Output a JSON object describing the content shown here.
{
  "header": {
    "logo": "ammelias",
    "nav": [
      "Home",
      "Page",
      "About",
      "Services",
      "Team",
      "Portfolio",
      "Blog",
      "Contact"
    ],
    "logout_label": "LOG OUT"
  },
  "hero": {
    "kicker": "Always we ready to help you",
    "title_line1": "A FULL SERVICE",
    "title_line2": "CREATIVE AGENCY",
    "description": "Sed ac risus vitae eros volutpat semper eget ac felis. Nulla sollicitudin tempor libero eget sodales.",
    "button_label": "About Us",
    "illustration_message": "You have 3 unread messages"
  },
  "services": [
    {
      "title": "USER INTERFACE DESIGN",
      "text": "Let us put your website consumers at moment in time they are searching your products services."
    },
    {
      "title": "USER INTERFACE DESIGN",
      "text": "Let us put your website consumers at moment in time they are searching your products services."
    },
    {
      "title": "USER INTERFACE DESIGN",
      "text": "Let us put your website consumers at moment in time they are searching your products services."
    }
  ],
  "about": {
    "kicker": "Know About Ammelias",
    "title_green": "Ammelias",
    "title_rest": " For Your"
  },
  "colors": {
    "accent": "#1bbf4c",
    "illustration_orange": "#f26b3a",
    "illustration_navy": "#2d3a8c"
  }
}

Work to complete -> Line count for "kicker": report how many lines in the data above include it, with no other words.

Solution to this problem -> 2